Firstly, I clarify the meaning of the concept of sport, in regards to fair play, the rules, and cheating. Secondly I discuss drugs and rule violations in sport, with particular focus on the individuals' intent. Once these are outlined the study introduces the reader to the concept of punishment, in the light of moral theory and rationales for the act. Part of this process is to highlight the differentials between forms of punishment.
The study evaluated whether 'Life Bans in Sport serve the Appropriate Purpose'. The key findings were the purpose of the lifetime ban is to prevent the athlete from re-competing, deter other athletes from using performance enhancing drugs, and to restore justice to the athletes and society affected by the offender. Finally, the study evaluated whether 'Life Bans in Sport are Reasonable'. The key finding I acknowledge is lifetime bans are reasonable, under certain circumstances.
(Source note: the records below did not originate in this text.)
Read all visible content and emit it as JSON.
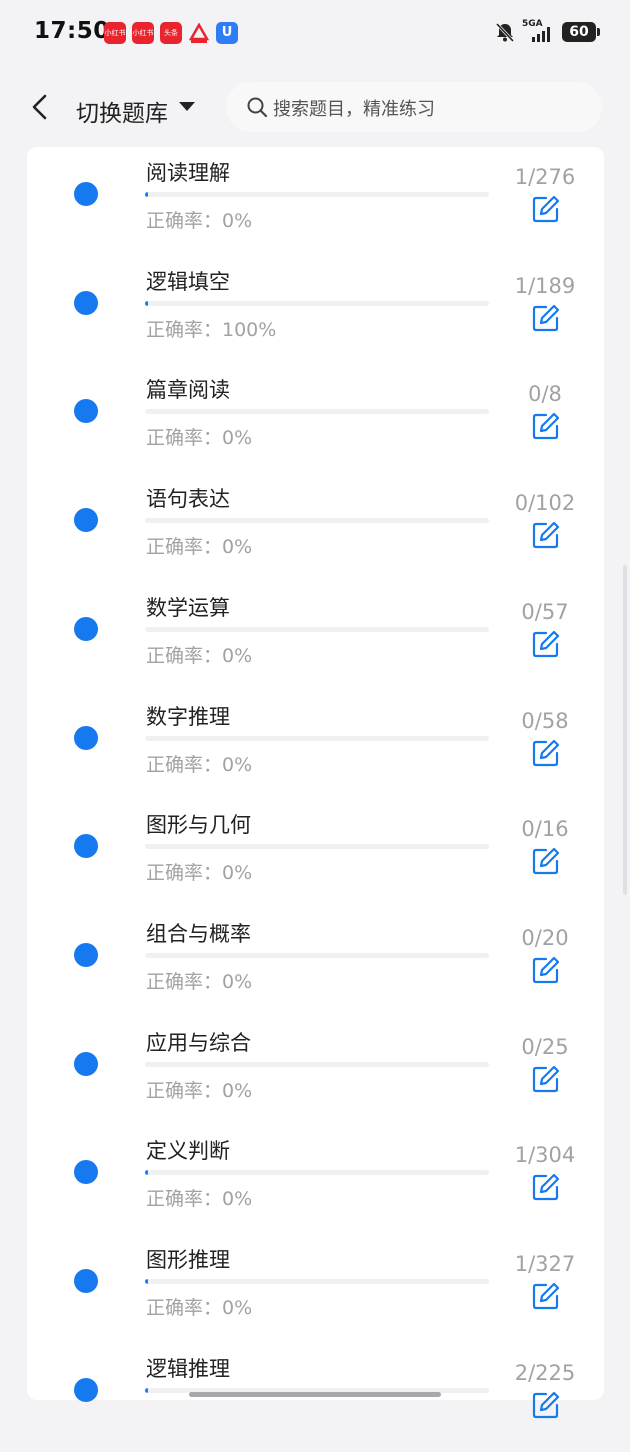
{
  "status_bar": {
    "time": "17:50",
    "app_icons": [
      {
        "name": "app-icon-xiaohongshu-1",
        "label": "小红书",
        "color": "#e8252f"
      },
      {
        "name": "app-icon-xiaohongshu-2",
        "label": "小红书",
        "color": "#e8252f"
      },
      {
        "name": "app-icon-toutiao",
        "label": "头条",
        "color": "#e8252f"
      },
      {
        "name": "app-icon-red-triangle",
        "label": "",
        "color": "#e8252f"
      },
      {
        "name": "app-icon-blue-shield",
        "label": "U",
        "color": "#2e7cf6"
      }
    ],
    "network": "5GA",
    "battery": "60"
  },
  "header": {
    "title": "切换题库",
    "search_placeholder": "搜索题目，精准练习"
  },
  "accent_color": "#1779f0",
  "categories": [
    {
      "name": "阅读理解",
      "accuracy": "正确率：0%",
      "count": "1/276",
      "progress": 0.004
    },
    {
      "name": "逻辑填空",
      "accuracy": "正确率：100%",
      "count": "1/189",
      "progress": 0.005
    },
    {
      "name": "篇章阅读",
      "accuracy": "正确率：0%",
      "count": "0/8",
      "progress": 0
    },
    {
      "name": "语句表达",
      "accuracy": "正确率：0%",
      "count": "0/102",
      "progress": 0
    },
    {
      "name": "数学运算",
      "accuracy": "正确率：0%",
      "count": "0/57",
      "progress": 0
    },
    {
      "name": "数字推理",
      "accuracy": "正确率：0%",
      "count": "0/58",
      "progress": 0
    },
    {
      "name": "图形与几何",
      "accuracy": "正确率：0%",
      "count": "0/16",
      "progress": 0
    },
    {
      "name": "组合与概率",
      "accuracy": "正确率：0%",
      "count": "0/20",
      "progress": 0
    },
    {
      "name": "应用与综合",
      "accuracy": "正确率：0%",
      "count": "0/25",
      "progress": 0
    },
    {
      "name": "定义判断",
      "accuracy": "正确率：0%",
      "count": "1/304",
      "progress": 0.003
    },
    {
      "name": "图形推理",
      "accuracy": "正确率：0%",
      "count": "1/327",
      "progress": 0.003
    },
    {
      "name": "逻辑推理",
      "accuracy": "",
      "count": "2/225",
      "progress": 0.009
    }
  ]
}
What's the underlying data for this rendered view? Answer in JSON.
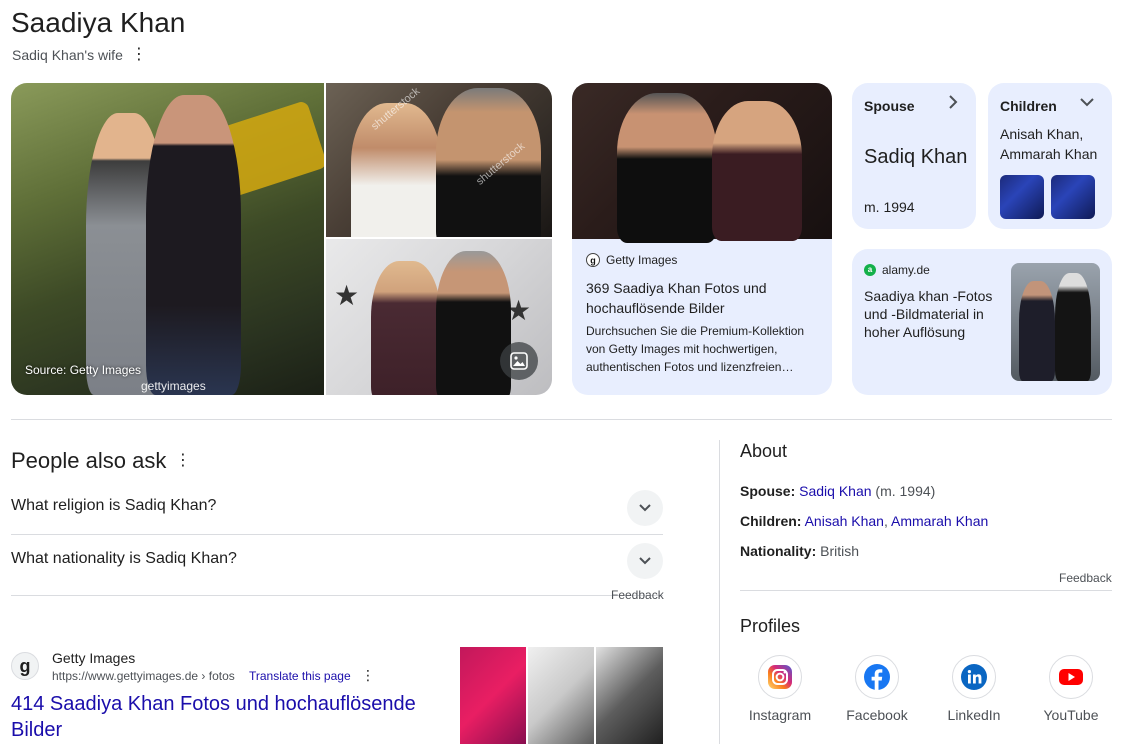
{
  "header": {
    "title": "Saadiya Khan",
    "subtitle": "Sadiq Khan's wife"
  },
  "images": {
    "source_label": "Source: Getty Images",
    "watermark_getty": "gettyimages",
    "watermark_shutterstock": "shutterstock"
  },
  "getty_card": {
    "site": "Getty Images",
    "title": "369 Saadiya Khan Fotos und hochauflösende Bilder",
    "description": "Durchsuchen Sie die Premium-Kollektion von Getty Images mit hochwertigen, authentischen Fotos und lizenzfreien…"
  },
  "spouse_card": {
    "heading": "Spouse",
    "name": "Sadiq Khan",
    "married": "m. 1994"
  },
  "children_card": {
    "heading": "Children",
    "names": "Anisah Khan, Ammarah Khan"
  },
  "alamy_card": {
    "site": "alamy.de",
    "title": "Saadiya khan -Fotos und -Bildmaterial in hoher Auflösung"
  },
  "people_also_ask": {
    "title": "People also ask",
    "questions": [
      "What religion is Sadiq Khan?",
      "What nationality is Sadiq Khan?"
    ],
    "feedback": "Feedback"
  },
  "result": {
    "site": "Getty Images",
    "url": "https://www.gettyimages.de › fotos",
    "translate": "Translate this page",
    "title": "414 Saadiya Khan Fotos und hochauflösende Bilder"
  },
  "about": {
    "title": "About",
    "spouse_label": "Spouse:",
    "spouse_value": "Sadiq Khan",
    "spouse_suffix": "(m. 1994)",
    "children_label": "Children:",
    "child_1": "Anisah Khan",
    "child_2": "Ammarah Khan",
    "nationality_label": "Nationality:",
    "nationality_value": "British",
    "feedback": "Feedback"
  },
  "profiles": {
    "title": "Profiles",
    "items": [
      {
        "label": "Instagram",
        "icon": "instagram-icon",
        "color": "#c13584"
      },
      {
        "label": "Facebook",
        "icon": "facebook-icon",
        "color": "#1877f2"
      },
      {
        "label": "LinkedIn",
        "icon": "linkedin-icon",
        "color": "#0a66c2"
      },
      {
        "label": "YouTube",
        "icon": "youtube-icon",
        "color": "#ff0000"
      }
    ]
  },
  "colors": {
    "link": "#1a0dab",
    "card_bg": "#e8eefe",
    "text": "#1f1f1f",
    "muted": "#4d5156"
  }
}
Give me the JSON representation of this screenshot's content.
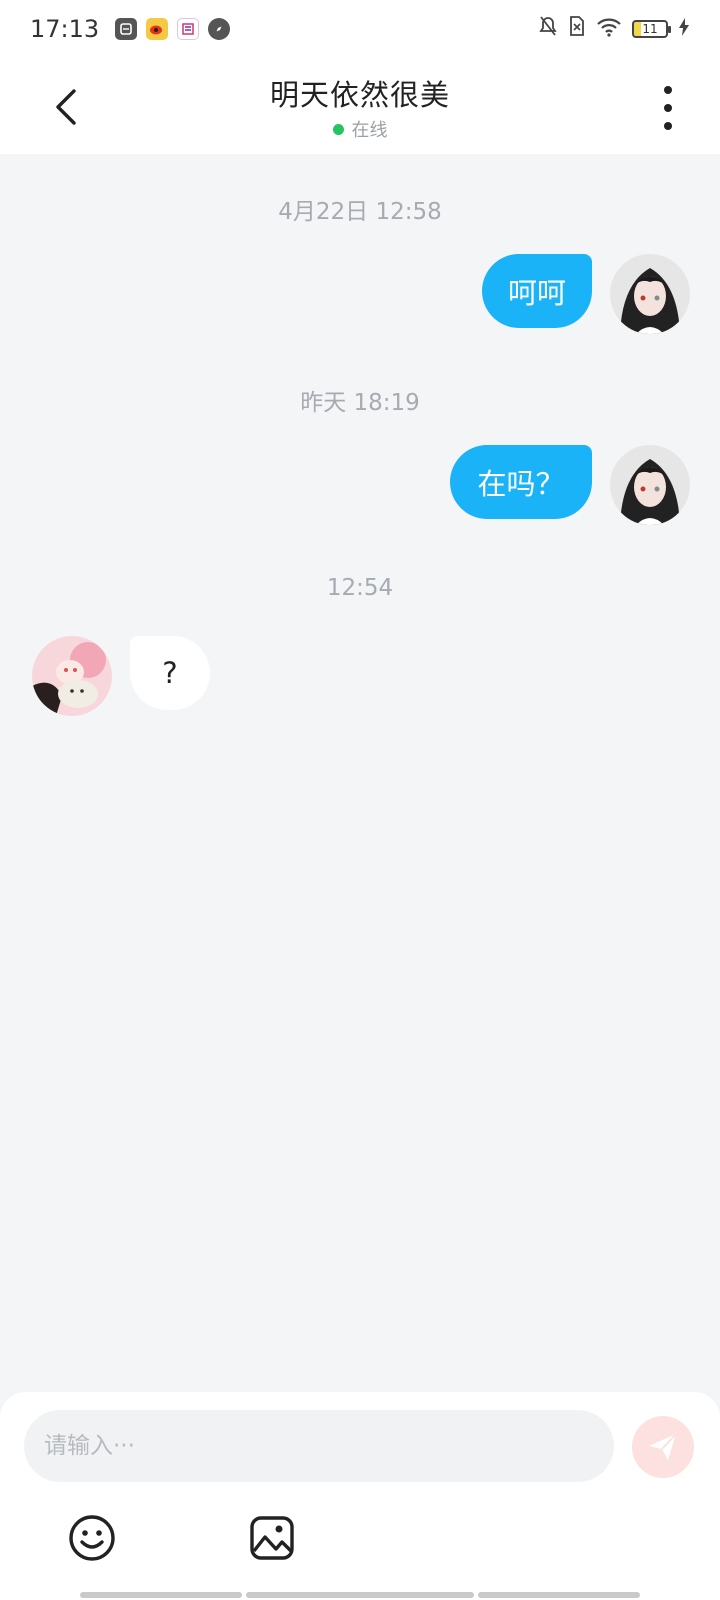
{
  "status_bar": {
    "time": "17:13",
    "app_icons": [
      "app-icon",
      "weibo-icon",
      "app-icon",
      "compass-icon"
    ],
    "battery_level": "11"
  },
  "header": {
    "title": "明天依然很美",
    "status": "在线",
    "status_color": "#22c55e"
  },
  "messages": [
    {
      "timestamp": "4月22日 12:58",
      "sender": "me",
      "text": "呵呵"
    },
    {
      "timestamp": "昨天 18:19",
      "sender": "me",
      "text": "在吗？"
    },
    {
      "timestamp": "12:54",
      "sender": "them",
      "text": "?"
    }
  ],
  "composer": {
    "placeholder": "请输入···",
    "send_icon": "send-icon",
    "tools": [
      "emoji-icon",
      "image-icon"
    ]
  },
  "colors": {
    "my_bubble": "#1ab3f7",
    "their_bubble": "#ffffff",
    "send_button": "#fde1e1",
    "background": "#f4f5f7"
  }
}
The athlete must be proven guilty of intently committing the offence by the recognised authorities.||en_GB